The Bloustein School continued to keep a close watch over the New Jersey economy through late 2008 and early 2009 in a series of reports issued by the Rutgers Economic Advisory Service (R/ECON™) and by Dean James W. Hughes and University Professor Joseph J. Seneca in their Sitar-Rutgers Regional Report series. Regional media, such as The Star-Ledger, NJ Biz and the Asbury Park Press, have come to rely on the reports in their coverage of the economy and featured their release prominently.
From the January Report: New Jersey and the
U.S. Employment Growth 1980 to 2018
At the Winter R/ECON Conference in January, R/ECON Director Nancy H. Mantell predicted that the basic structure of New Jersey’s economy would somewhat ease the effects of the national recession, and that the state could experience slight job growth in early 2010. Although New Jersey’s unemployment rate would continue to climb, peaking at 7.2 percent in 2010, she forecasted that it would stay below the nation’s anticipated high of 8.7 percent.
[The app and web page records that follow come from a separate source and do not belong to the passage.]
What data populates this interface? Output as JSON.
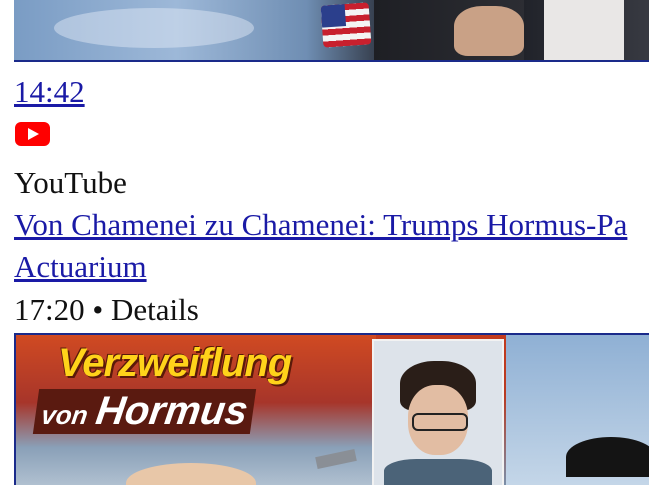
{
  "top_video": {
    "thumbnail_icon": "video-thumbnail",
    "duration": "14:42"
  },
  "source_icon": "youtube-icon",
  "colors": {
    "link": "#1a1aa6",
    "youtube_red": "#ff0000",
    "thumb_border": "#1a2a8a"
  },
  "result": {
    "source": "YouTube",
    "title": "Von Chamenei zu Chamenei: Trumps Hormus-Pa",
    "channel": "Actuarium",
    "meta": "17:20 • Details"
  },
  "bottom_video": {
    "caption_line1": "Verzweiflung",
    "caption_small": "von",
    "caption_big": "Hormus"
  }
}
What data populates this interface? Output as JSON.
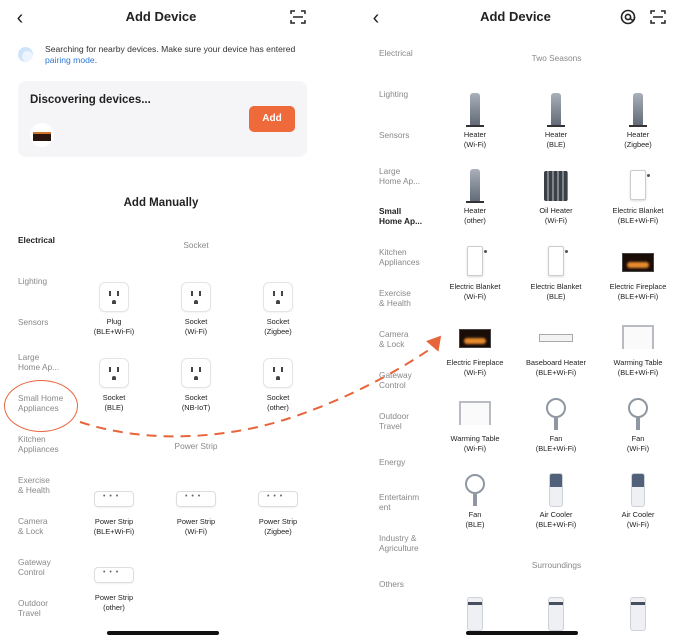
{
  "left": {
    "title": "Add Device",
    "search_text": "Searching for nearby devices. Make sure your device has entered",
    "pairing_link": "pairing mode",
    "search_end": ".",
    "discover_title": "Discovering devices...",
    "add_label": "Add",
    "add_manually": "Add Manually",
    "categories": [
      "Electrical",
      "Lighting",
      "Sensors",
      "Large\nHome Ap...",
      "Small Home\nAppliances",
      "Kitchen\nAppliances",
      "Exercise\n& Health",
      "Camera\n& Lock",
      "Gateway\nControl",
      "Outdoor\nTravel"
    ],
    "active_category": "Electrical",
    "groups": {
      "socket": "Socket",
      "power_strip": "Power Strip"
    },
    "sockets": [
      {
        "name": "Plug",
        "sub": "(BLE+Wi-Fi)"
      },
      {
        "name": "Socket",
        "sub": "(Wi-Fi)"
      },
      {
        "name": "Socket",
        "sub": "(Zigbee)"
      },
      {
        "name": "Socket",
        "sub": "(BLE)"
      },
      {
        "name": "Socket",
        "sub": "(NB-IoT)"
      },
      {
        "name": "Socket",
        "sub": "(other)"
      }
    ],
    "strips": [
      {
        "name": "Power Strip",
        "sub": "(BLE+Wi-Fi)"
      },
      {
        "name": "Power Strip",
        "sub": "(Wi-Fi)"
      },
      {
        "name": "Power Strip",
        "sub": "(Zigbee)"
      },
      {
        "name": "Power Strip",
        "sub": "(other)"
      }
    ]
  },
  "right": {
    "title": "Add Device",
    "categories": [
      "Electrical",
      "Lighting",
      "Sensors",
      "Large\nHome Ap...",
      "Small\nHome Ap...",
      "Kitchen\nAppliances",
      "Exercise\n& Health",
      "Camera\n& Lock",
      "Gateway\nControl",
      "Outdoor\nTravel",
      "Energy",
      "Entertainm\nent",
      "Industry &\nAgriculture",
      "Others"
    ],
    "active_category": "Small\nHome Ap...",
    "groups": {
      "two_seasons": "Two Seasons",
      "surroundings": "Surroundings"
    },
    "devices": [
      {
        "name": "Heater",
        "sub": "(Wi-Fi)",
        "icon": "heater-icon"
      },
      {
        "name": "Heater",
        "sub": "(BLE)",
        "icon": "heater-icon"
      },
      {
        "name": "Heater",
        "sub": "(Zigbee)",
        "icon": "heater-icon"
      },
      {
        "name": "Heater",
        "sub": "(other)",
        "icon": "heater-icon"
      },
      {
        "name": "Oil Heater",
        "sub": "(Wi-Fi)",
        "icon": "oil-heater-icon"
      },
      {
        "name": "Electric Blanket",
        "sub": "(BLE+Wi-Fi)",
        "icon": "electric-blanket-icon"
      },
      {
        "name": "Electric Blanket",
        "sub": "(Wi-Fi)",
        "icon": "electric-blanket-icon"
      },
      {
        "name": "Electric Blanket",
        "sub": "(BLE)",
        "icon": "electric-blanket-icon"
      },
      {
        "name": "Electric Fireplace",
        "sub": "(BLE+Wi-Fi)",
        "icon": "fireplace-icon"
      },
      {
        "name": "Electric Fireplace",
        "sub": "(Wi-Fi)",
        "icon": "fireplace-icon"
      },
      {
        "name": "Baseboard Heater",
        "sub": "(BLE+Wi-Fi)",
        "icon": "baseboard-heater-icon"
      },
      {
        "name": "Warming Table",
        "sub": "(BLE+Wi-Fi)",
        "icon": "warming-table-icon"
      },
      {
        "name": "Warming Table",
        "sub": "(Wi-Fi)",
        "icon": "warming-table-icon"
      },
      {
        "name": "Fan",
        "sub": "(BLE+Wi-Fi)",
        "icon": "fan-icon"
      },
      {
        "name": "Fan",
        "sub": "(Wi-Fi)",
        "icon": "fan-icon"
      },
      {
        "name": "Fan",
        "sub": "(BLE)",
        "icon": "fan-icon"
      },
      {
        "name": "Air Cooler",
        "sub": "(BLE+Wi-Fi)",
        "icon": "air-cooler-icon"
      },
      {
        "name": "Air Cooler",
        "sub": "(Wi-Fi)",
        "icon": "air-cooler-icon"
      }
    ]
  },
  "colors": {
    "accent": "#ee6a3b",
    "link": "#2e79d6",
    "card_bg": "#f5f5f7",
    "muted_text": "#888888"
  }
}
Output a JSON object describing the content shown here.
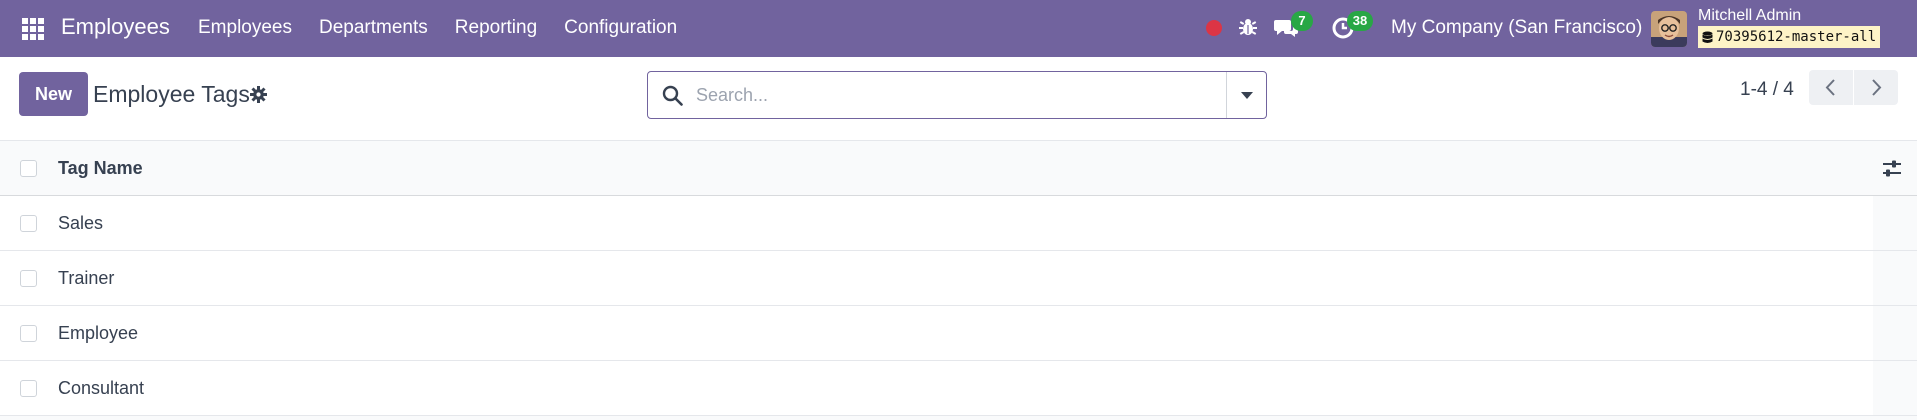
{
  "navbar": {
    "app_title": "Employees",
    "menu": [
      {
        "label": "Employees"
      },
      {
        "label": "Departments"
      },
      {
        "label": "Reporting"
      },
      {
        "label": "Configuration"
      }
    ],
    "chat_count": "7",
    "activity_count": "38",
    "company": "My Company (San Francisco)",
    "user_name": "Mitchell Admin",
    "database": "70395612-master-all",
    "brand_color": "#71639e",
    "badge_color": "#28a745",
    "record_color": "#dc3545"
  },
  "control_panel": {
    "new_label": "New",
    "title": "Employee Tags",
    "search_placeholder": "Search...",
    "pager": "1-4 / 4"
  },
  "list": {
    "column_header": "Tag Name",
    "rows": [
      {
        "name": "Sales"
      },
      {
        "name": "Trainer"
      },
      {
        "name": "Employee"
      },
      {
        "name": "Consultant"
      }
    ]
  },
  "icons": [
    "apps-grid-icon",
    "bug-icon",
    "chat-icon",
    "clock-icon",
    "gear-icon",
    "search-icon",
    "chevron-left-icon",
    "chevron-right-icon",
    "database-icon",
    "sliders-icon"
  ]
}
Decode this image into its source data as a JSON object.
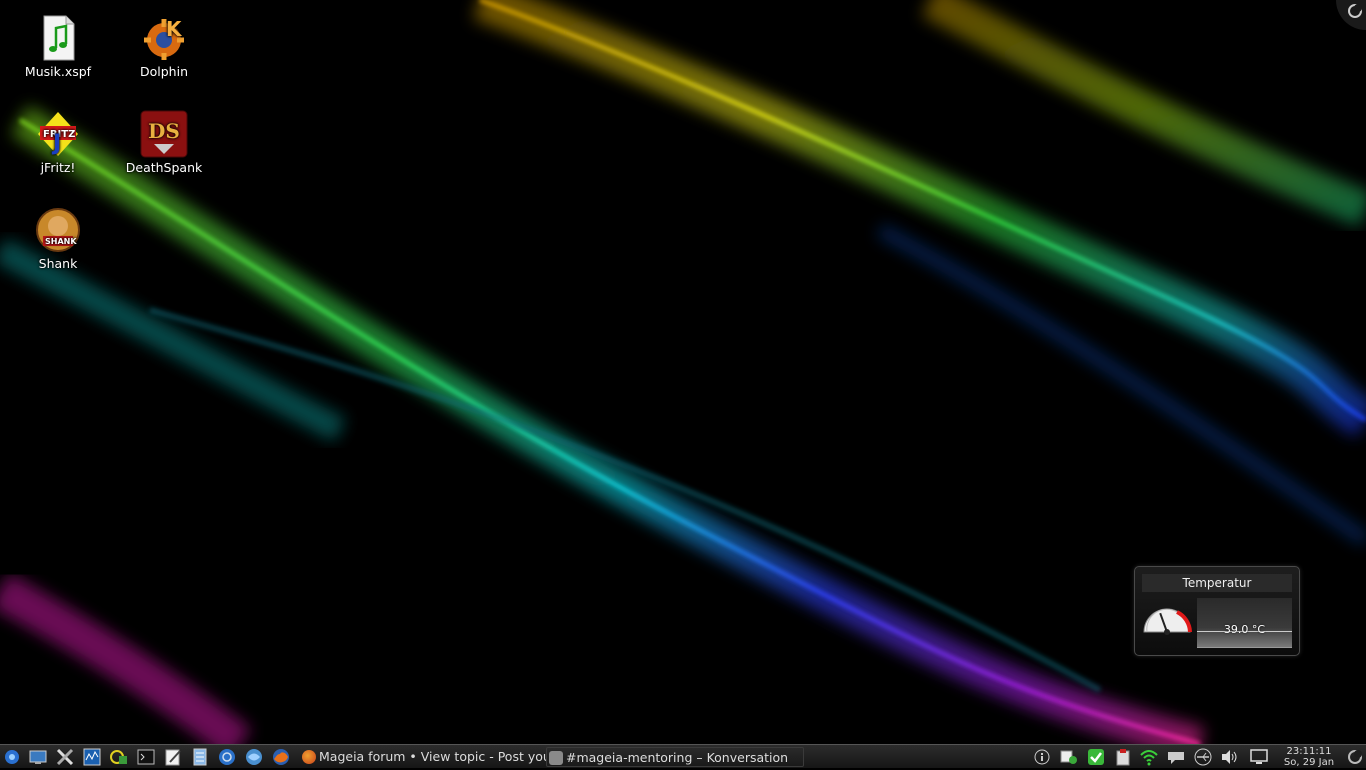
{
  "desktop": {
    "icons": [
      {
        "label": "Musik.xspf",
        "icon": "music-playlist-icon"
      },
      {
        "label": "Dolphin",
        "icon": "dolphin-icon"
      },
      {
        "label": "jFritz!",
        "icon": "jfritz-icon"
      },
      {
        "label": "DeathSpank",
        "icon": "deathspank-icon"
      },
      {
        "label": "Shank",
        "icon": "shank-icon"
      }
    ]
  },
  "widget": {
    "title": "Temperatur",
    "value": "39.0 °C",
    "gauge_fraction": 0.39
  },
  "taskbar": {
    "launchers": [
      "kde-menu-icon",
      "desktop-icon",
      "system-settings-icon",
      "system-monitor-icon",
      "package-manager-icon",
      "terminal-icon",
      "text-editor-icon",
      "file-manager-icon",
      "network-icon",
      "browser-icon",
      "firefox-icon"
    ],
    "tasks": [
      {
        "label": "Mageia forum • View topic - Post you",
        "icon": "firefox-icon"
      },
      {
        "label": "#mageia-mentoring – Konversation",
        "icon": "konversation-icon"
      }
    ],
    "tray": [
      "info-icon",
      "notifications-icon",
      "update-check-icon",
      "clipboard-icon",
      "wifi-icon",
      "chat-icon",
      "usb-device-icon",
      "volume-icon",
      "display-icon"
    ],
    "clock": {
      "time": "23:11:11",
      "date": "So, 29 Jan"
    }
  },
  "colors": {
    "taskbar": "#1f1f1f",
    "accent_green": "#39e03a"
  }
}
Mantell explained that the substantial job losses experienced nationally occurred in sectors, such as manufacturing and construction, that played a smaller role in New Jersey’s economy. In effect, the state was doing “less badly” than the rest of the nation, she said. She was joined at the conference by Dean Hughes, Professor Seneca and Jason Bram, an economist specializing in microeconomic and regional studies with the Federal Reserve Bank of New York.
Hughes and Seneca also offered forecasts through their quarterly series of Sitar-Rutgers Regional Reports. The February 2009 report, featured as the lead story in the Feb. 9 edition of The Star-Ledger, asked what would be the “new normal” after the economy recovers. With the demise of bubble-driven economics, the report forecast a post-recession economy with a “reduced-scale, less potent” financial sector, more constrained global credit markets, consumer retrenchment characterized by higher savings and lower consumption, decelerating home ownership and a “fundamentally reshaped” commercial real estate sector.
From the February Report: 2009:
The Shape of the "New Normal
“Eventually, the current downturn will end, and both the United States and New Jersey will move into a post-recession future,” the report concluded. “Success in that future will be based on understanding the new normality that will emerge.”
In their November 2008 Sitar report, Hughes and Seneca called the first 10 years of the 21st Century the “lost employment decade” for New Jersey. The report forecast that New Jersey would exit this decade with fewer jobs than when it began, a phenomenon not experienced since the Great Depression. However, they went on to note that New Jersey could replicate its positive experience emerging from the recession of the late 1980s and early 1990s. “New Jersey’s much lower office rents may again gain relevance—significant relevance,” Hughes and Seneca wrote in the report. “This was the case during the 1989–1992 Wall Street meltdown. Even though the “Street” was hemorrhaging jobs, financial employment grew on the New Jersey side of the Hudson River.”